Alcohol and other drugs

It’s important to avoid using alcohol and other drugs as these can often make depression worse. You may feel like they give you a lift in mood, but the overall effect is to make things worse. Read more about alcohol and mental health.

What self-care can I do if I’m severely depressed?

  • Small steps are the key to change – choose what feels manageable and build from there.
  • Making your own self-care matter builds your resilience so you can cope better with the challenges of life.
  • Looking after your physical health helps your mental wellbeing.
  • Having ways to reduce and manage stress increases your resilience.
  • Getting help when you need it is a sign of strength not weakness.
  • Staying connected to family, whānau and friends can help you feel better.
  • Spending time in nature is key to your wellbeing.
  • Finding a purpose increases your sense of meaning and belonging.

 Also see Living well with depression.

Support

It's important to talk to someone. You can start with your doctor or one of the following free helplines:

  • 1737 phone or text 24/7 to reach a trained counsellor
  • Depression Helpline (0800 111 757)
  • Lifeline (0800 543 354)
  • Samaritans (0800 726 666)
  • Youthline (0800 376 633)

See also the support page. 

Learn more

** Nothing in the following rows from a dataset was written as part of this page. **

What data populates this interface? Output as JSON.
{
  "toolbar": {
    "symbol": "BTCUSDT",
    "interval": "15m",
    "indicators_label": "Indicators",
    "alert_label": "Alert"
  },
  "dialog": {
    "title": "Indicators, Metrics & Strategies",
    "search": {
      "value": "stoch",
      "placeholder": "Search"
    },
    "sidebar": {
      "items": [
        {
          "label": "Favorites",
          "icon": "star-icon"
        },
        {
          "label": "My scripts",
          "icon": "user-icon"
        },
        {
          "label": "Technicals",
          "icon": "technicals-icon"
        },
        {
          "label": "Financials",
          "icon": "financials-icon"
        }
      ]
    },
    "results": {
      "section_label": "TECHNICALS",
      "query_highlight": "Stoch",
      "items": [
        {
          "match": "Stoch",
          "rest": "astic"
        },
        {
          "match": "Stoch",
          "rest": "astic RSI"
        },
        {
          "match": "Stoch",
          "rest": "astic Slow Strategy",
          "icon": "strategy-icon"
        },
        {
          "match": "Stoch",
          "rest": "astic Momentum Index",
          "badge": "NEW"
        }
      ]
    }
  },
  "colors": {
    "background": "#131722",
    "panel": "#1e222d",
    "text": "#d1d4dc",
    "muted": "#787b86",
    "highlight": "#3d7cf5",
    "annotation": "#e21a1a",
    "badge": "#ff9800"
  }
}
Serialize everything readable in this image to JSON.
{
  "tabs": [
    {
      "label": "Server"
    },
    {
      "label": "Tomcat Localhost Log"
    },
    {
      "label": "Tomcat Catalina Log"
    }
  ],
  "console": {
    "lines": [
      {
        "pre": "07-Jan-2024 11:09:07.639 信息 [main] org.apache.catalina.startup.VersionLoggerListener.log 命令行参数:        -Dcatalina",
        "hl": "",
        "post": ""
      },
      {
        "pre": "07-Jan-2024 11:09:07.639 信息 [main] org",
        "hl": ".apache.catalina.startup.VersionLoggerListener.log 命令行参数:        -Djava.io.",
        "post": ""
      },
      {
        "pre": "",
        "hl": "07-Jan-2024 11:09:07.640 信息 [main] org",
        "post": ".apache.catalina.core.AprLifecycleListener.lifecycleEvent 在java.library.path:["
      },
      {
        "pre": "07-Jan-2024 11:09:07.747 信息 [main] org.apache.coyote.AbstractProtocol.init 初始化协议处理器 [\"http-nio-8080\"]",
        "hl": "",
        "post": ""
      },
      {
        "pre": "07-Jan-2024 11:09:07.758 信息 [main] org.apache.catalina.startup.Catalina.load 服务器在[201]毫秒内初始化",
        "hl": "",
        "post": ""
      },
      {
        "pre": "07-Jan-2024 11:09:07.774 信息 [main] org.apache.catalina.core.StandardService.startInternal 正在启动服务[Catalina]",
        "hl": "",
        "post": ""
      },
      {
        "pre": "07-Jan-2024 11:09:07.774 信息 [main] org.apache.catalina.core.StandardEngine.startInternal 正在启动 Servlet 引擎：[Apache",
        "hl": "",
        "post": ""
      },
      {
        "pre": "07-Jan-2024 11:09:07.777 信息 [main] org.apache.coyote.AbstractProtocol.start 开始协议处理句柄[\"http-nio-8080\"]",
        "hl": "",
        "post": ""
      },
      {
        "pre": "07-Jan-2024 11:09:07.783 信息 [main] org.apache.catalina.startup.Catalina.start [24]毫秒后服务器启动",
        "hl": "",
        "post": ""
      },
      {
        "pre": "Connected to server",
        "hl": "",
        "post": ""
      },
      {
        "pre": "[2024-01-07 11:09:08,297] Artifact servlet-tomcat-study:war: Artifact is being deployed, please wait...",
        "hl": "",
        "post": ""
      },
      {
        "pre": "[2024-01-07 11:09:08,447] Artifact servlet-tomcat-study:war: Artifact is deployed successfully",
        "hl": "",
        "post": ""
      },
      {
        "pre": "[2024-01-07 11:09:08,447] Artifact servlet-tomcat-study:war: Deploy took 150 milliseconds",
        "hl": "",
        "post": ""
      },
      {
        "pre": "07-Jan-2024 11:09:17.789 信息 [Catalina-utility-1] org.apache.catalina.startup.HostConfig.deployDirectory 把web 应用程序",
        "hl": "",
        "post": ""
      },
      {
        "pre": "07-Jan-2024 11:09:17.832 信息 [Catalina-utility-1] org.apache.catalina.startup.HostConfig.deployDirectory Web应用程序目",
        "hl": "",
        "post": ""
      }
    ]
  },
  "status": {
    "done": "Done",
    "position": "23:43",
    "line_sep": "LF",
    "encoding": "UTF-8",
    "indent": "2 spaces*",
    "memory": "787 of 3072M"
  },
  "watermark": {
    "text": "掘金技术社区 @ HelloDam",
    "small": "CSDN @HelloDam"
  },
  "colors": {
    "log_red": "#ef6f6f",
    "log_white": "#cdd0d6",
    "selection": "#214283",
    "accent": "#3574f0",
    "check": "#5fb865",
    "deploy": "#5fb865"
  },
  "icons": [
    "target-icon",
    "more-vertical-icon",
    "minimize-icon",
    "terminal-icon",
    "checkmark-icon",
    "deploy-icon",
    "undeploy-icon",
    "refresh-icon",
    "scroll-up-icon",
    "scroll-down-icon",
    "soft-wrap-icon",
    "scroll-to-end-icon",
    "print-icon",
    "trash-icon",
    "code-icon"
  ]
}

The following links provide further information about depression. Be aware that websites from other countries may have information that differs from New Zealand recommendations.   

depression.org.nz  Information, tests, tools, videos and more
Depression Mental Health Foundation, NZ
The lowdown – for young people NZ
Depression explained Black Dog Institute, Australia
Depression Your Health in Mind, Royal Australian and New Zealand College of Psychiatrists, 2017

 References

  1. RANZCP clinical practice guidelines for mood disorders Royal Australian and New Zealand College of Psychiatrists, 2016
  2. Electroconvulsive therapy (ECT) in New Zealand Ministry of Health, NZ, 2009
  3. Psychological therapies for treatment-resistant depression in adults Cochrane Review, 2018
  4. Depression in adults – recognition and management NICE Guideline, UK, 2018

Reviewed by

Dr Yoram Barak is Associate Professor in psychogeriatrics at the Dunedin School of Medicine, University of Otago. His speciality area is psychiatry in older people and his research interests also include multiple sclerosis, cancer, a wide range of psychiatric conditions (such as depression, schizophrenia and obsessive-compulsive disorder) and suicide.
Credits: Health Navigator Editorial Team. Reviewed By: Dr Yoram Barak Last reviewed: 25 Oct 2018